The FBI has launched an investigation in the US after a British couple who paid almost £5,000 for a Rolex watch in an internet auction received a photo of the item instead.
When is a Rolex not a Rolex? The trials and tribulations of the internet auction
Tom and Carol Shead, of Peterlee in Durham, believed they were bidding for a diamond-encrusted, 18-carat gold watch worth £25,000 on auction site eBay. Rolex confirmed it's easily possible for a new Rolex to cost £25,000.
They transferred £4,700 to a bank account in America. But a few days later they received a package containing only an A4-sized picture of the watch.
The seller of the watch, an 18-year old US university student, denies any wrongdoing. He claims the Rolex snap was advertised in the art section of the auction site.
But Mrs Shead said there was nothing on the site to indicate the item she was buying was not a genuine Rolex watch.
“On the internet there was a description saying it was in mint condition. There was even a description of the diamond bezel,” said Mrs Shead.
The gift was to have been a birthday present from her husband Tom, an ex-miner who is housebound due to back injuries sustained in his work.
“I’ll never buy anything big off the internet again,” she said, “I’ve been so upset by this.” Mrs Shead said she now held no hope of seeing the money again.
The couple paid for the item directly from their bank account to the seller’s account. The vendor had demanded the transaction should take place in this way.
Detective Constable Brian Roberts of Peterlee police warned internet users against vendors who demanded cash transactions only.

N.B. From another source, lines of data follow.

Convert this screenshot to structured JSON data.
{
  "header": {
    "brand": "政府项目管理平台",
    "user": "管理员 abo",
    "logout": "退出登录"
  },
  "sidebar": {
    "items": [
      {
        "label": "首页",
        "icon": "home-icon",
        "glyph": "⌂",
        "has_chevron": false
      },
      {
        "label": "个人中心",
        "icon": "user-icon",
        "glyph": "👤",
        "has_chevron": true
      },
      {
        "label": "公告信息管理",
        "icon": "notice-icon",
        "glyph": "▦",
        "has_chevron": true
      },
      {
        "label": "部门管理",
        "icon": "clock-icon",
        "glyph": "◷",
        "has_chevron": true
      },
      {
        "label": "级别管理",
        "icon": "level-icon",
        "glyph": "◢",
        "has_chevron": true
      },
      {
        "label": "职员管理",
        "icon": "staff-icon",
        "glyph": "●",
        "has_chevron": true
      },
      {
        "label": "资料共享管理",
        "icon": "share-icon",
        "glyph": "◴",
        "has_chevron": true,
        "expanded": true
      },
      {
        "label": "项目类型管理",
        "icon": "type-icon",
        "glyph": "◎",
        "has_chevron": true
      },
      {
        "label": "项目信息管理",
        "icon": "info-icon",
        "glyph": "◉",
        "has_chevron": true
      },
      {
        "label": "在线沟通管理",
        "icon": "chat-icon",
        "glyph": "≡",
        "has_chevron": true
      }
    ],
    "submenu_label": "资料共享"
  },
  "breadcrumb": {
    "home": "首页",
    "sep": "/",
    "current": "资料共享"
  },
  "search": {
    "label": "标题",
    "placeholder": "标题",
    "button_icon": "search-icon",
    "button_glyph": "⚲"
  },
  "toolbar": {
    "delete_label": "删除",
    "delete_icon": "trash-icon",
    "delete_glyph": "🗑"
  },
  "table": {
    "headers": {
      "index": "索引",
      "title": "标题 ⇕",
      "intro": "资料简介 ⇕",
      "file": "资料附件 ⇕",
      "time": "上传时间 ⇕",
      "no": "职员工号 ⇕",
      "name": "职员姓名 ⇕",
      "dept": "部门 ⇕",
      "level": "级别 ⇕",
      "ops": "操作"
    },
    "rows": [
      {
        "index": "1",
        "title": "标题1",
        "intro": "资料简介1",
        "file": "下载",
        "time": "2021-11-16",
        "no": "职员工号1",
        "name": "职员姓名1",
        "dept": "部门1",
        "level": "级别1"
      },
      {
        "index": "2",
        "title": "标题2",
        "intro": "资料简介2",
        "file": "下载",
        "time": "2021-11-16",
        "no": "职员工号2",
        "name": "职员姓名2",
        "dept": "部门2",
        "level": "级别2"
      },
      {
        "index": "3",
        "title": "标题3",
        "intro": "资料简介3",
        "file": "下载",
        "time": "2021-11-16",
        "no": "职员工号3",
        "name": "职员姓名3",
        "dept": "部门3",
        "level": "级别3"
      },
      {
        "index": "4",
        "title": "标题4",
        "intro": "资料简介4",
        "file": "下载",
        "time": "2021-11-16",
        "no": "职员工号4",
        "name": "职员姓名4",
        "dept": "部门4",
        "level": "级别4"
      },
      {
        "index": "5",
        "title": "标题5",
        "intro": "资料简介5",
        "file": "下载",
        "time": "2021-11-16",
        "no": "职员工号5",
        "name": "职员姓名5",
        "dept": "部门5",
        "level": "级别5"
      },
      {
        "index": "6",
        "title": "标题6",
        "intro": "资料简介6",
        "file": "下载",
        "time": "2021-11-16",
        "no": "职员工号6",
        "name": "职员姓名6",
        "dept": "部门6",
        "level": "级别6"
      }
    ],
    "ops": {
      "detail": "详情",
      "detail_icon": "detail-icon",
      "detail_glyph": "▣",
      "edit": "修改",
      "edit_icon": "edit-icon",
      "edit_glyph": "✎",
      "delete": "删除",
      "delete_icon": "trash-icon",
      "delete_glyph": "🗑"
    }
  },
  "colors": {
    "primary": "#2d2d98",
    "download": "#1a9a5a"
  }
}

“Reputable credit card companies are insured against internet fraud,” he said, “There is no reason why reputable sellers should be against a credit card debit.”
The FBI said this week an arrest was imminent in the case.